_EXERCISE_
Drop the images. Copy every line below character for character.

Items from an interface collection
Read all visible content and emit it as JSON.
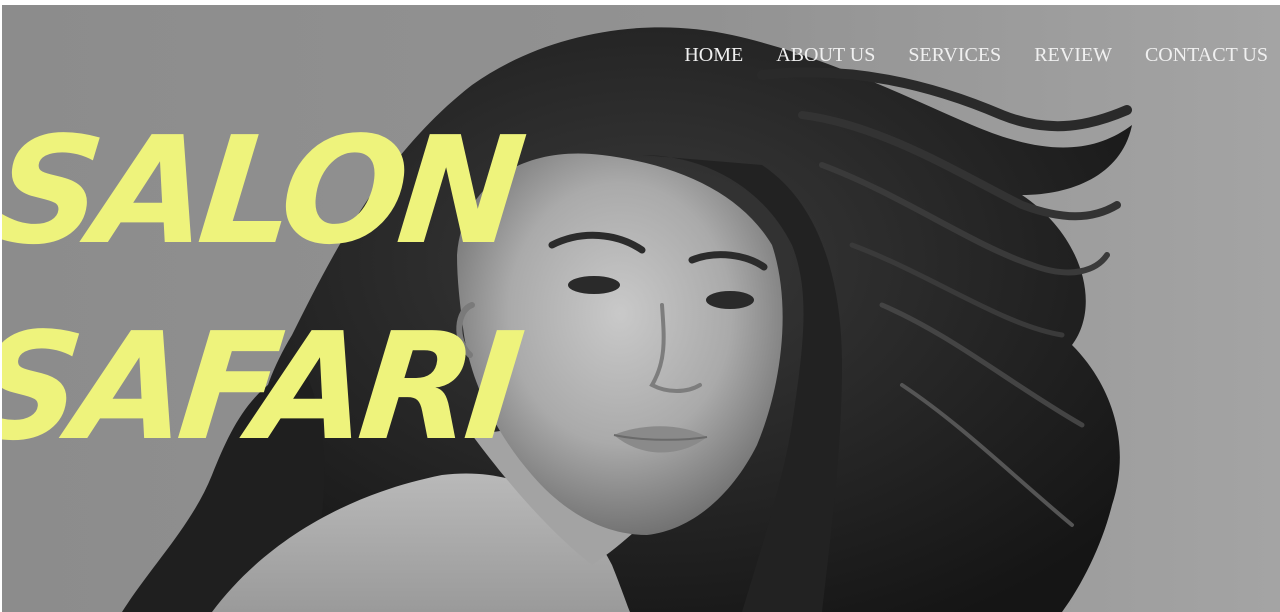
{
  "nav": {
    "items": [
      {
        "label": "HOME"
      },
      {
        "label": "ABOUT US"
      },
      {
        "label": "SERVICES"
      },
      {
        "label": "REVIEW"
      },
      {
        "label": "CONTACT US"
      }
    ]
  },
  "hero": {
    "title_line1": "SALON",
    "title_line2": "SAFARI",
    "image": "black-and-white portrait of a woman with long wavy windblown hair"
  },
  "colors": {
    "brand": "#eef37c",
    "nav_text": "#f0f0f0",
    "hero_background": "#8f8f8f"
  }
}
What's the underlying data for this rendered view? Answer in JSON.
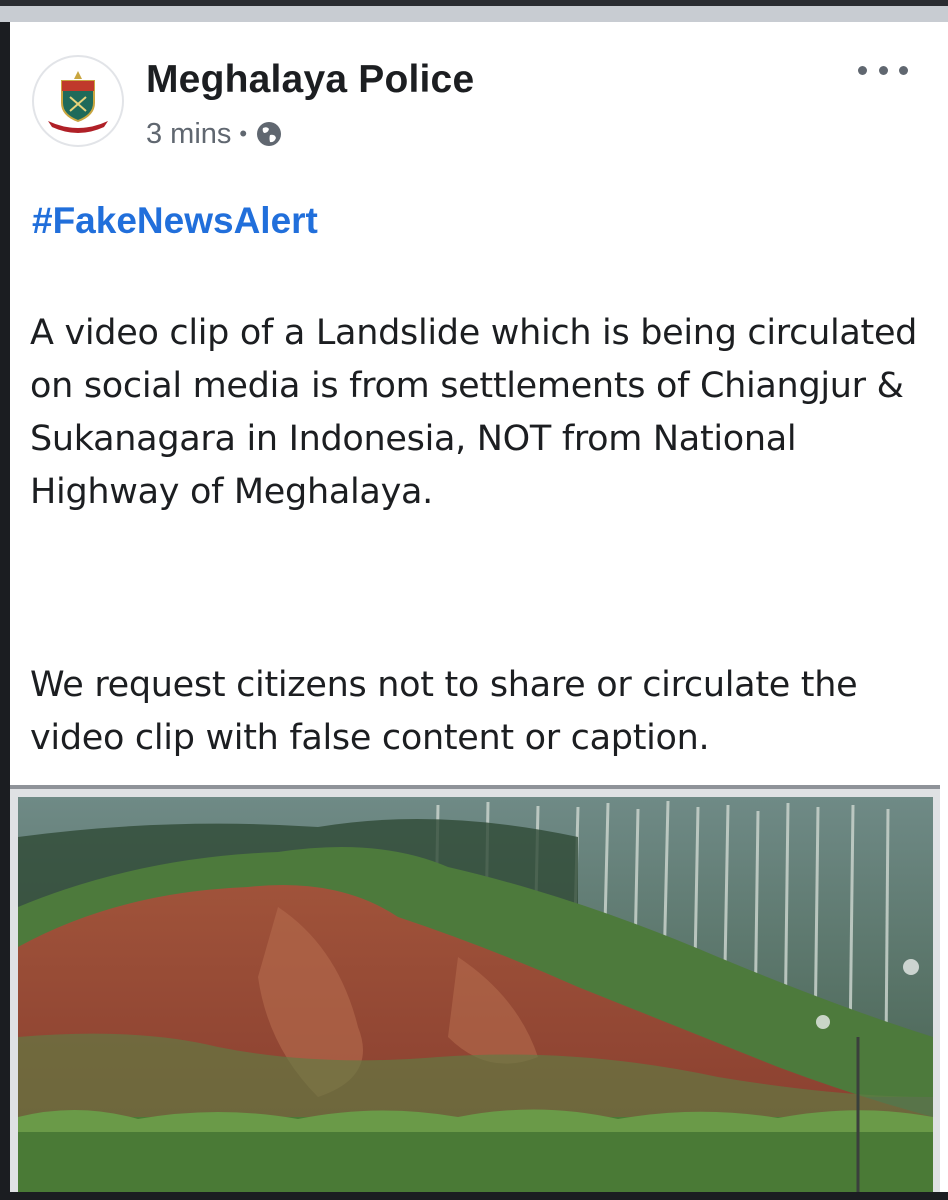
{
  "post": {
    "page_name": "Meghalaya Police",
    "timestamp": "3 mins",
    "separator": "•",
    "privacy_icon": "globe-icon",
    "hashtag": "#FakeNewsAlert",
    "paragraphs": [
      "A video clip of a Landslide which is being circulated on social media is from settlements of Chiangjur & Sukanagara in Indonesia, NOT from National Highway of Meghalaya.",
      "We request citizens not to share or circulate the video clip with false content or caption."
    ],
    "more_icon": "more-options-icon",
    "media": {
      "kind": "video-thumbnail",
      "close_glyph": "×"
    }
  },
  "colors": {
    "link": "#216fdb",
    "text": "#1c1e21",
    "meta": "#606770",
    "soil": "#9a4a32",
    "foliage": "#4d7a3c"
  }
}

_REPLY_
Read all visible content and emit it as JSON.
{
  "nav": {
    "items": [
      {
        "label": "HOME"
      },
      {
        "label": "ABOUT US"
      },
      {
        "label": "SERVICES"
      },
      {
        "label": "REVIEW"
      },
      {
        "label": "CONTACT US"
      }
    ]
  },
  "hero": {
    "title_line1": "SALON",
    "title_line2": "SAFARI",
    "image": "black-and-white portrait of a woman with long wavy windblown hair"
  },
  "colors": {
    "brand": "#eef37c",
    "nav_text": "#f0f0f0",
    "hero_background": "#8f8f8f"
  }
}
What's the underlying data for this rendered view? Answer in JSON.
{
  "post": {
    "page_name": "Meghalaya Police",
    "timestamp": "3 mins",
    "separator": "•",
    "privacy_icon": "globe-icon",
    "hashtag": "#FakeNewsAlert",
    "paragraphs": [
      "A video clip of a Landslide which is being circulated on social media is from settlements of Chiangjur & Sukanagara in Indonesia, NOT from National Highway of Meghalaya.",
      "We request citizens not to share or circulate the video clip with false content or caption."
    ],
    "more_icon": "more-options-icon",
    "media": {
      "kind": "video-thumbnail",
      "close_glyph": "×"
    }
  },
  "colors": {
    "link": "#216fdb",
    "text": "#1c1e21",
    "meta": "#606770",
    "soil": "#9a4a32",
    "foliage": "#4d7a3c"
  }
}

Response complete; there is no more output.